Trying out so many styles through the MFA–one of the things Stony Brook encourages–has helped me to see where I feel most comfortable and where my writing really shines. Had I not pursued this program, I might not have sampled the other genres, so this has been a useful learning process.
This summer, also as a part of the program, I will also have the opportunity to study for five days with New Yorker essayist, Adam Gopnik, which I am very much looking forward to. I believe that the essays I write now are tighter than the ones I was writing when I started the program, but I’ll get back to you on that after the Southampton Writers Conference in July.
Meanwhile, my current task is to compile my thesis–aka my memoir–so that I can graduate in December. I have about a gazillion pages written, or maybe a couple hundred, but they are not yet in order or well-shaped so my job is to put them into something that sticks together and hand it over to my thesis advisor. With luck, I’ll have something worthy in another month or two.
Beyond that, I am finished with studying and finished with teaching. I wish the latter weren’t the case but my financial responsibilities preclude me continuing as a TA so I will be looking for work to get myself back out of debt, replenish some savings and keep this boat afloat for as long as possible.
Many people question the value of the MFA because, clearly, nobody needs an MFA to be a good writer or artist. Talent, determination and chutzpah are really what matter more than any degree.
That said I’m still very glad I made this investment in myself. I knew I wanted the time to focus on my writing, surround myself with other artists, and learn from accomplished writers and these goals have been met many times over.
The icing on the cake is that should I choose to pursue teaching, once I have the degree, I now have that option available and if I can make it work, financially, I intend to do just that. I believe I have something to give back to the world, and that it is my duty to do so. Through teaching, the chance to work with young minds is, in my opinion, an honor.
And there you have it. I have not written the “Great American Novel” nor do I have a best-selling anything on the horizon, but I now know my strengths and have a much better idea of how to use them to my advantage. And, just as important, I know where I am not as strong and so I feel comfortable stepping aside and letting those who excel in those areas take the lead and shine.
Before the MFA, most of my writing had been around travel and, I suspect, after I graduate most of it will continue to be around travel. I have had the good fortune to travel extensively and it is how I have become the person I am today. It is also how I became the writer I am today, by learning to share the world around me on the page.

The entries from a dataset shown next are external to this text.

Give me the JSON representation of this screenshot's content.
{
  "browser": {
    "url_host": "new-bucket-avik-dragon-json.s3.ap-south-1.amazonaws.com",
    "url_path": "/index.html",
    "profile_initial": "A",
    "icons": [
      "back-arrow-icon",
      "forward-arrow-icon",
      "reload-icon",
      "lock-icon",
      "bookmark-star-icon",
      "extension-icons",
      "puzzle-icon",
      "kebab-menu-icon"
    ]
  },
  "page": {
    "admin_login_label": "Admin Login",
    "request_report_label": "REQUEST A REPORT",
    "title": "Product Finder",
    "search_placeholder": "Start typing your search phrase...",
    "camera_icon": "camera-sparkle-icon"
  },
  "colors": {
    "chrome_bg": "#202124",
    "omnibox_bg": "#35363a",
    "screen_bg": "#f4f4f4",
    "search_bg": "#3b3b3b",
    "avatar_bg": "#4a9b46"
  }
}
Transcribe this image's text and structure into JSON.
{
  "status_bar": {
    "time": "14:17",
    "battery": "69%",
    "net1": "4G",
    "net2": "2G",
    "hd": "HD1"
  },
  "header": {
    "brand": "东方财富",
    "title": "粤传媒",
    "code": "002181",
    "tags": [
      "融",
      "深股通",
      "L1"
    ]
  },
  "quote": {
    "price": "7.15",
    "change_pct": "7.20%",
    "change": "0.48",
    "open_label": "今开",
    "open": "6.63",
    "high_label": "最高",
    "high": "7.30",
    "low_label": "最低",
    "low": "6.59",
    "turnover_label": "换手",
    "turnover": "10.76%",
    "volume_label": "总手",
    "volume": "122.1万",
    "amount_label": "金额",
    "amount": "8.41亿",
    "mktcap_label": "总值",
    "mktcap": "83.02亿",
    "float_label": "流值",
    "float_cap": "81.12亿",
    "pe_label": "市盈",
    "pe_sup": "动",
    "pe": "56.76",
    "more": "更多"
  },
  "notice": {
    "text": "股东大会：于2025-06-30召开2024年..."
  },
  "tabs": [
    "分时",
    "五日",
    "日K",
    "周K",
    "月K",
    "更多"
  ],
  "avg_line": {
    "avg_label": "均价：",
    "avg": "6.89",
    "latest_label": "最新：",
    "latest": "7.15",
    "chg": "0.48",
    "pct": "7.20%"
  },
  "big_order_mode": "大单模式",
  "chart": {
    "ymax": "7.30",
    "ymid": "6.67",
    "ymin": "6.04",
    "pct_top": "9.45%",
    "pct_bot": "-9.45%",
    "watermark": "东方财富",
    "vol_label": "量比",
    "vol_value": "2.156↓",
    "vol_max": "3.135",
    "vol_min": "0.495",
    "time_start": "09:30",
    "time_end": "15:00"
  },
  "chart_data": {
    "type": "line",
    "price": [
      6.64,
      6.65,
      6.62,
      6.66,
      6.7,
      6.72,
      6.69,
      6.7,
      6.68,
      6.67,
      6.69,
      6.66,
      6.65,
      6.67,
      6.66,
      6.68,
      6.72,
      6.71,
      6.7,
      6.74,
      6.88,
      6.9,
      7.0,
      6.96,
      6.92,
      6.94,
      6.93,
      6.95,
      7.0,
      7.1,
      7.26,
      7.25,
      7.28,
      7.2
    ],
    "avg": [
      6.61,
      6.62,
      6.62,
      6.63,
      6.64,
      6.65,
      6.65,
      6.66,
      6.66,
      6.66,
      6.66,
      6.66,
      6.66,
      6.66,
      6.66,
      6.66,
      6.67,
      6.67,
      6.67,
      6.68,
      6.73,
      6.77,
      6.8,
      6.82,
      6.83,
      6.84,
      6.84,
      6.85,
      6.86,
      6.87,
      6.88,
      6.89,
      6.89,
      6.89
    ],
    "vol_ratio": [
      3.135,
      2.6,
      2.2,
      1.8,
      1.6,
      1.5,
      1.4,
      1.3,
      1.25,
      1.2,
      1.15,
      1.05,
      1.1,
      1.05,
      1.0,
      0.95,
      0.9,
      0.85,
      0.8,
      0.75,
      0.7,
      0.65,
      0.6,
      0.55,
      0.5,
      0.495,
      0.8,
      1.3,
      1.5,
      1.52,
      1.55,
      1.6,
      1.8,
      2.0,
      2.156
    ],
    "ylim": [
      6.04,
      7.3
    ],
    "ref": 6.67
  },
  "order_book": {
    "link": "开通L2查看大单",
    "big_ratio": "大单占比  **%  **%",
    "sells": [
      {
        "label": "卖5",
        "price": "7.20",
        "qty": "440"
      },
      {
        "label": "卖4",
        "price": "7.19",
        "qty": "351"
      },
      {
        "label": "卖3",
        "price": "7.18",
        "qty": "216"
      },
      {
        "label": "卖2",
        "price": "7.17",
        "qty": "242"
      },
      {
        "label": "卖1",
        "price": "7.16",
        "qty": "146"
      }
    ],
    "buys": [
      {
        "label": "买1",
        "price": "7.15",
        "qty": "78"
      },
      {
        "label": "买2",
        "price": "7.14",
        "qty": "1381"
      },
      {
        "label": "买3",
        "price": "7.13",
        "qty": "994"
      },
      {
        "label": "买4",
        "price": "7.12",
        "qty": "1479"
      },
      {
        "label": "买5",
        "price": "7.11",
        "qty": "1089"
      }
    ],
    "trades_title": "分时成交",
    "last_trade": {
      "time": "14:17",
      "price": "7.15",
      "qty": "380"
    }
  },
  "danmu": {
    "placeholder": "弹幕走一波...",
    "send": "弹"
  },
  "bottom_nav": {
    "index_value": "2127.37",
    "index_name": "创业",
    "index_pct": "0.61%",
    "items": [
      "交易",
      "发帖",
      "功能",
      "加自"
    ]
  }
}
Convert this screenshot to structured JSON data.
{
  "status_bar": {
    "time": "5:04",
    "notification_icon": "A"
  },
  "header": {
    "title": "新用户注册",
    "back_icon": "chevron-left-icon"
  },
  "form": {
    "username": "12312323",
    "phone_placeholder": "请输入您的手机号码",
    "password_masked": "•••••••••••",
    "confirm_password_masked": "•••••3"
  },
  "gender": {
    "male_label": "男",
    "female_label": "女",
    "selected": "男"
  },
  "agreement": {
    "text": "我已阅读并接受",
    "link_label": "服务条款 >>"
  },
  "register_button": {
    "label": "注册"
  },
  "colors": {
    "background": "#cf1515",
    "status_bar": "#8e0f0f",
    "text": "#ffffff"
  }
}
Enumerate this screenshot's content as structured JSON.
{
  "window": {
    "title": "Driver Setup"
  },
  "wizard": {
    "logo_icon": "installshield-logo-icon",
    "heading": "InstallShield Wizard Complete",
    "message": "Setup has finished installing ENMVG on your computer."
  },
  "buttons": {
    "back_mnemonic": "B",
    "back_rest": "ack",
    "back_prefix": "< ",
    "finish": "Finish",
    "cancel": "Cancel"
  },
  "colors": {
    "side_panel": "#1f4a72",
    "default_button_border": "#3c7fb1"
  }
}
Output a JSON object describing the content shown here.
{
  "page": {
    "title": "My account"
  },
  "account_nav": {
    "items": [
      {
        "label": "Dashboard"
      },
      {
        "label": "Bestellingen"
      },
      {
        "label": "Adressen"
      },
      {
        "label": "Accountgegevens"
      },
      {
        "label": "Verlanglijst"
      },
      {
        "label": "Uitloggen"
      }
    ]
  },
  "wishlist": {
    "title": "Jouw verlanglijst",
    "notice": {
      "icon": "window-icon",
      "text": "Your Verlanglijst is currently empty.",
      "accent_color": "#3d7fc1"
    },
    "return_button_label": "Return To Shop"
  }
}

To everyone graduating this semester – or soon – congratulations!!! And to those just starting their MFA, congratulations. I hope the experience brings you as much joy as mine has to me. I will post a couple more times before I graduate but until then, happy writing!